- **Problem**
Using the records below, filter out every line that lacks "icon" and copy the rest.

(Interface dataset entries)
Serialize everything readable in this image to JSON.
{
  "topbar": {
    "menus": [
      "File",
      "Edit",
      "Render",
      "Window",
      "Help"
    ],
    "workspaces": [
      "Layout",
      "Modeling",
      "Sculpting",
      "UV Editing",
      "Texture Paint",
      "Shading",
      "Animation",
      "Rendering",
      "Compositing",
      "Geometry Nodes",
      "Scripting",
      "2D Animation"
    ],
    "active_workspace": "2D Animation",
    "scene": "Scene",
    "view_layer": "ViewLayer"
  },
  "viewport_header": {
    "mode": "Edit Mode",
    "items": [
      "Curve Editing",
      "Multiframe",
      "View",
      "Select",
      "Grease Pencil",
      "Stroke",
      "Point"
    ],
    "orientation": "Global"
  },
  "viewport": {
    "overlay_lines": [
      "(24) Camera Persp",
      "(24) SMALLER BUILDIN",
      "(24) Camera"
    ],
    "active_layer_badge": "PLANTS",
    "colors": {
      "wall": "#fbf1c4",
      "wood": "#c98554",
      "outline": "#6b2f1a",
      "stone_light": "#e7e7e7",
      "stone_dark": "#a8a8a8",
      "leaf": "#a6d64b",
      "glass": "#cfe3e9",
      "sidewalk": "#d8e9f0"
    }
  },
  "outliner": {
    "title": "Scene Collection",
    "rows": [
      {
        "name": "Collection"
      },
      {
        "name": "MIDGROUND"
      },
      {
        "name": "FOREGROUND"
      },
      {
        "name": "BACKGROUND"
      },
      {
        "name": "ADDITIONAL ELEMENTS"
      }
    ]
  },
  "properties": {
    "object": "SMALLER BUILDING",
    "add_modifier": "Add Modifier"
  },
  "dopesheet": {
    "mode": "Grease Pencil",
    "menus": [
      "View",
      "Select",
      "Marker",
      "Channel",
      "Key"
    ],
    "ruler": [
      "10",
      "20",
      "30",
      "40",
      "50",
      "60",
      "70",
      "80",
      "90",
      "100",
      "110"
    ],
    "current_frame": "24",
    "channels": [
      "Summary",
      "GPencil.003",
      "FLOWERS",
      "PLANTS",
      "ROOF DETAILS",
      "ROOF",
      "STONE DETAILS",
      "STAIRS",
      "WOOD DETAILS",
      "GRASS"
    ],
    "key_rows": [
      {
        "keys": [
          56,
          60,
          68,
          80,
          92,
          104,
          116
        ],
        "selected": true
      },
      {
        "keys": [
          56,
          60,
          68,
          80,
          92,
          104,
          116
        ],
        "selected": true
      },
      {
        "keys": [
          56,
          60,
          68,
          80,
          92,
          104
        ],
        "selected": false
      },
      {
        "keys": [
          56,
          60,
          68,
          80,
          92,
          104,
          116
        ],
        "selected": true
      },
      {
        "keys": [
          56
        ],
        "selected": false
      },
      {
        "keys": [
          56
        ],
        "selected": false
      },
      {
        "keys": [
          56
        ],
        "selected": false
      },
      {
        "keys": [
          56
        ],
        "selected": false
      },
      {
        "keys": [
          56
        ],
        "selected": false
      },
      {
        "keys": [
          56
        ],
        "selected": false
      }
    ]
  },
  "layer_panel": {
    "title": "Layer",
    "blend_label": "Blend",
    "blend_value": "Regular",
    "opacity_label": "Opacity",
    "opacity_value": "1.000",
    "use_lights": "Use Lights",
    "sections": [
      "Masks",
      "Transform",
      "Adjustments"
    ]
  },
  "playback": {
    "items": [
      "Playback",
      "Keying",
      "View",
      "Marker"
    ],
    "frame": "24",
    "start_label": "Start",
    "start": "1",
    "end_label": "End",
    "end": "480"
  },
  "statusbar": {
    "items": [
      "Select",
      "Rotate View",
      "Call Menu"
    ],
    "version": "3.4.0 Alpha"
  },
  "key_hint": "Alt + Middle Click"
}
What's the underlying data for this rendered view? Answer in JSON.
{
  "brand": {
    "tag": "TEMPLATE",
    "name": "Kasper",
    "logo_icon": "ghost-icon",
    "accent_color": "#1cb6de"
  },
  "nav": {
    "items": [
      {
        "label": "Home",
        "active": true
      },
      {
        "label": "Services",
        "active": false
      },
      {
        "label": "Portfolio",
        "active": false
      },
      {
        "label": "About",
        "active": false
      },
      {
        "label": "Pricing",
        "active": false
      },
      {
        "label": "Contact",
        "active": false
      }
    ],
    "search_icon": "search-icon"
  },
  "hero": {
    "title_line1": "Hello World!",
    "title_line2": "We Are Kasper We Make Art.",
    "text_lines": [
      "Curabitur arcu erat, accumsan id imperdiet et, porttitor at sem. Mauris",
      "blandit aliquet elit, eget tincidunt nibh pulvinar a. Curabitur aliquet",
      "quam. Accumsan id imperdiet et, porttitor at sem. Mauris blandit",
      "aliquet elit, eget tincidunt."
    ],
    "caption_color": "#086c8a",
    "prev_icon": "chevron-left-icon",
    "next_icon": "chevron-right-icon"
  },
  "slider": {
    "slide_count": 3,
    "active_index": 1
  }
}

- **Task output**
    "logo_icon": "ghost-icon",
    "search_icon": "search-icon"
    "prev_icon": "chevron-left-icon",
    "next_icon": "chevron-right-icon"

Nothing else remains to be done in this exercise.